What has happened in America this week has surprised and delighted me. Donald Trump’s two advisory committees, staffed from the Chief Executives of big American business have been disbanded, or more properly disbanded themselves. The strategy and policy forum and the manufacturing council are “no more” because of opposition to President Trump’s position on white supremacy.
I hope that nobody reading this blog, thinks that white people are superior to people of other coloured skins or deserving of any greater privileges. While we might concede the historical fact that white people on both sides of the Atlantic had and still have better opportunities, our moral compass is now firmly pointed at equality. For that reason we can delight to see that Ken Frazier, CEO of Merck is a black-skinned man.
Today I will be on my boat alongside 12 people , the majority of whom will be of Asian origin. They are as welcome to my boat and to the delights of the Thames as my own family (who have never been to Asia!)
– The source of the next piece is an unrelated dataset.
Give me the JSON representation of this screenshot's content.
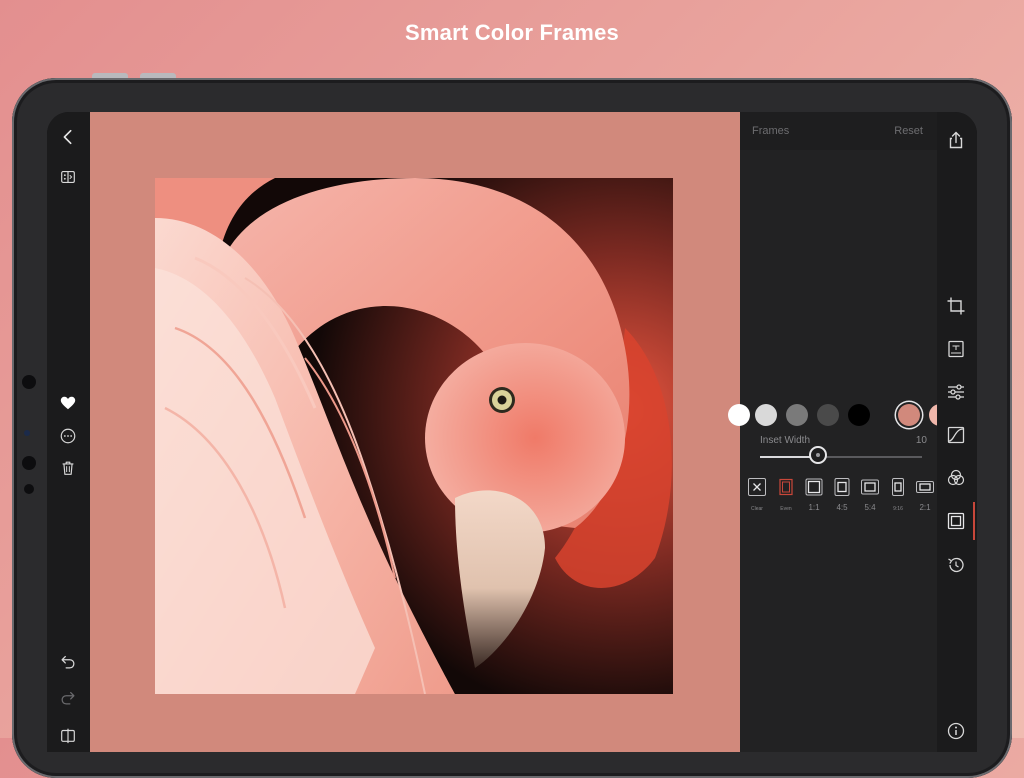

Charlottesville is incomprehensible to me, other than as an historical abstraction. Arguments about the moral code of General Lee, of slavery and of the “rights” of the Klu Klux Klan, have no place in a forward thinking democracy like the UK or the US. And yet these codes , behaviours and values are validated by President Trump, implicitly and explicitly.
This was too much for the great and the good. For all their support of Trump’s business agenda, the executives could not simply laugh Trump’s behaviour off as “politics”.
John Flannery, the new chief executive of General Electric, told staff that the white supremacist march in Charlottesville
“could not be further from the values that we hold dear”.
Jamie Dimon, chairman of JPMorgan, wrote to the bank’s staff:
“It is a leader’s role, in business or government, to bring people together, not tear them apart.”
These leaders did not cite their Environment Social and Governance code, they didn’t have to. But that they had such a code meant that they could not do other than walk away from Trump’s condolence of racism.
Those who have campaigned for the adoption of ethical codes within businesses, can be rightly proud this weekend. For the adoption of the values within those codes has ensured that the president can no longer rely on naked economics but will have to respect capital as a force opposed to lowest common denominator populism.
Trump’s gamble seems a stupid one. Firms like Merck, General Electric and JP Morgan trade throughout the world. While Trump wants to put America first, these organisations have to listen and put their views second. It is hard to see Jamie Dimon talking to European analysts about the importance of ESG , if he was validating the behaviour of a racist bigot.
We will now have to see what the loss of this validation means to Trump’s administration. If corporate America rebels against Charlottesville, will it rebel about the USA’s withdrawal from the Paris Accord? Or the postponement of fiduciary regulations in financial services?
I am reminded of the reign of King Charles I which began with the support of parliament and ended with the King losing his head. Like President Trump, Charles’ legitimacy – which Charles deemed absolute – was questioned, opposed and ultimately brutally terminated because of what we can now see as the causes of the English Civil War. I do not want to see Trump beheaded or even impeached, I want him to govern according to the corporate code that governs corporate America.
Ironically, Trump’s core constituency of support, now looks as politically isolated as economically abandoned. Trump is finding that an attempt to reimpose a world of confederate values simply doesn’t wash in an America that put slavery and white supremacy behind it some time ago. Any thought of recidivism is blocked by the economic reality that corporate America cannot go it alone.
The values of wider global governance trump Trump.